Segment Start: RECORDS SHOWN

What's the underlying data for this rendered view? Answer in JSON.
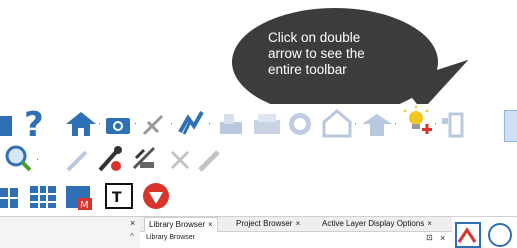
{
  "callout": {
    "line1": "Click on double",
    "line2": "arrow to see the",
    "line3": "entire toolbar"
  },
  "toolbar_row1": {
    "icons": [
      "help-icon",
      "home-icon",
      "camera-icon",
      "measure-icon",
      "graph-icon",
      "print-icon",
      "printer-icon",
      "record-icon",
      "house-outline-icon",
      "house-frame-icon",
      "light-bulb-icon",
      "door-icon",
      "overflow-double-arrow-icon"
    ]
  },
  "toolbar_row2": {
    "icons": [
      "zoom-icon",
      "eyedropper-icon",
      "paint-icon",
      "magic-icon",
      "ruler-icon",
      "pencil-icon"
    ]
  },
  "toolbar_row3": {
    "icons": [
      "grid-icon",
      "library-icon",
      "material-icon",
      "text-icon",
      "render-icon"
    ]
  },
  "left_panel": {
    "close_label": "×",
    "scroll_up_label": "^"
  },
  "tabs": [
    {
      "label": "Library Browser",
      "close": "×",
      "active": true
    },
    {
      "label": "Project Browser",
      "close": "×",
      "active": false
    },
    {
      "label": "Active Layer Display Options",
      "close": "×",
      "active": false
    }
  ],
  "subpanel": {
    "title": "Library Browser",
    "pin": "⊡",
    "close": "×"
  }
}
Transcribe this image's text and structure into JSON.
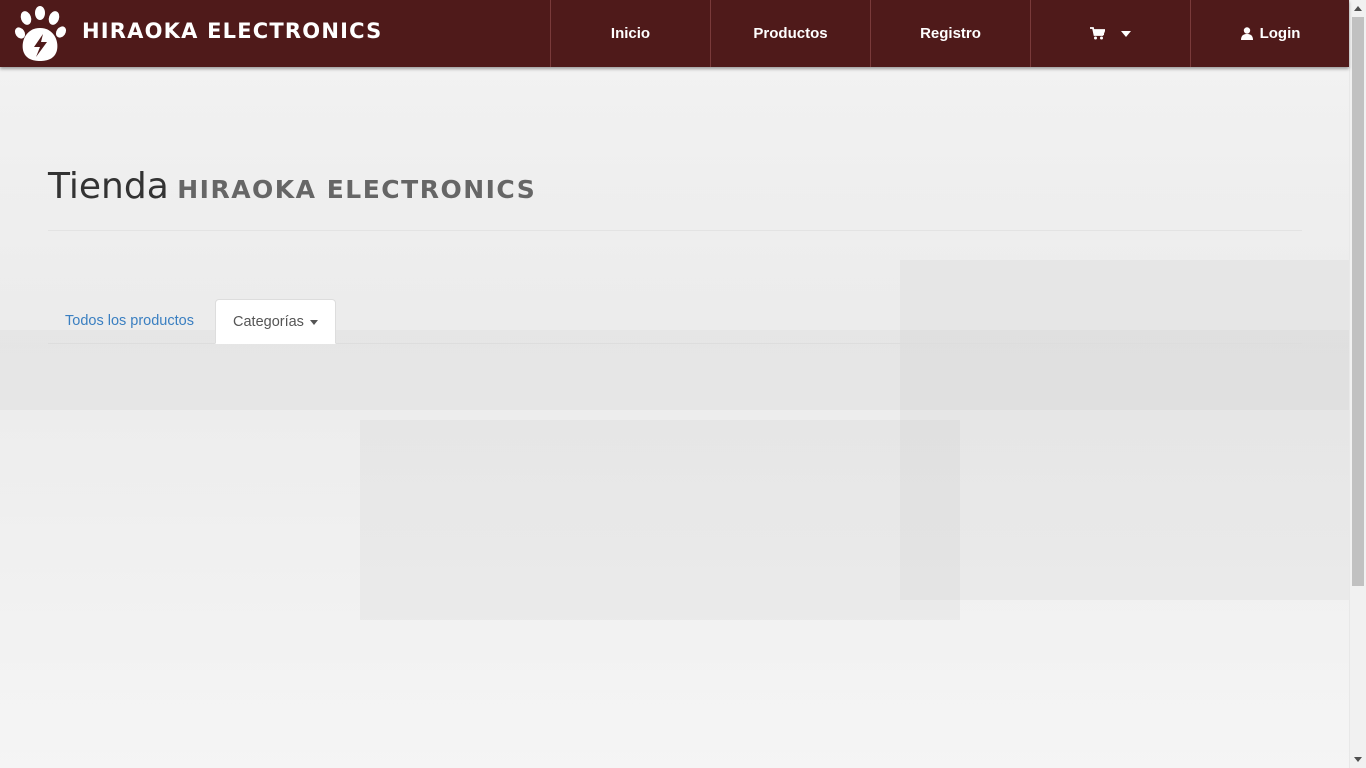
{
  "navbar": {
    "brand": "HIRAOKA ELECTRONICS",
    "logo_icon": "paw-lightning-icon",
    "items": [
      {
        "label": "Inicio"
      },
      {
        "label": "Productos"
      },
      {
        "label": "Registro"
      },
      {
        "label": "",
        "icon": "cart-icon",
        "dropdown": true
      },
      {
        "label": "Login",
        "icon": "user-icon"
      }
    ],
    "background_color": "#4f1a1a"
  },
  "page_header": {
    "title": "Tienda",
    "subtitle": "HIRAOKA ELECTRONICS"
  },
  "tabs": [
    {
      "label": "Todos los productos",
      "active": false
    },
    {
      "label": "Categorías",
      "active": true,
      "dropdown": true
    }
  ],
  "colors": {
    "link": "#3a7fc1",
    "text": "#333333"
  }
}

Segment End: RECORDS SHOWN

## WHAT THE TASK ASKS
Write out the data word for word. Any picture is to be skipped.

## RESPONSE FOR THIS EXERCISE
What's the underlying data for this rendered view? Answer in JSON.
{
  "callout": {
    "line1": "Click on double",
    "line2": "arrow to see the",
    "line3": "entire toolbar"
  },
  "toolbar_row1": {
    "icons": [
      "help-icon",
      "home-icon",
      "camera-icon",
      "measure-icon",
      "graph-icon",
      "print-icon",
      "printer-icon",
      "record-icon",
      "house-outline-icon",
      "house-frame-icon",
      "light-bulb-icon",
      "door-icon",
      "overflow-double-arrow-icon"
    ]
  },
  "toolbar_row2": {
    "icons": [
      "zoom-icon",
      "eyedropper-icon",
      "paint-icon",
      "magic-icon",
      "ruler-icon",
      "pencil-icon"
    ]
  },
  "toolbar_row3": {
    "icons": [
      "grid-icon",
      "library-icon",
      "material-icon",
      "text-icon",
      "render-icon"
    ]
  },
  "left_panel": {
    "close_label": "×",
    "scroll_up_label": "^"
  },
  "tabs": [
    {
      "label": "Library Browser",
      "close": "×",
      "active": true
    },
    {
      "label": "Project Browser",
      "close": "×",
      "active": false
    },
    {
      "label": "Active Layer Display Options",
      "close": "×",
      "active": false
    }
  ],
  "subpanel": {
    "title": "Library Browser",
    "pin": "⊡",
    "close": "×"
  }
}
Transcribe this image's text and structure into JSON.
{
  "navbar": {
    "brand": "HIRAOKA ELECTRONICS",
    "logo_icon": "paw-lightning-icon",
    "items": [
      {
        "label": "Inicio"
      },
      {
        "label": "Productos"
      },
      {
        "label": "Registro"
      },
      {
        "label": "",
        "icon": "cart-icon",
        "dropdown": true
      },
      {
        "label": "Login",
        "icon": "user-icon"
      }
    ],
    "background_color": "#4f1a1a"
  },
  "page_header": {
    "title": "Tienda",
    "subtitle": "HIRAOKA ELECTRONICS"
  },
  "tabs": [
    {
      "label": "Todos los productos",
      "active": false
    },
    {
      "label": "Categorías",
      "active": true,
      "dropdown": true
    }
  ],
  "colors": {
    "link": "#3a7fc1",
    "text": "#333333"
  }
}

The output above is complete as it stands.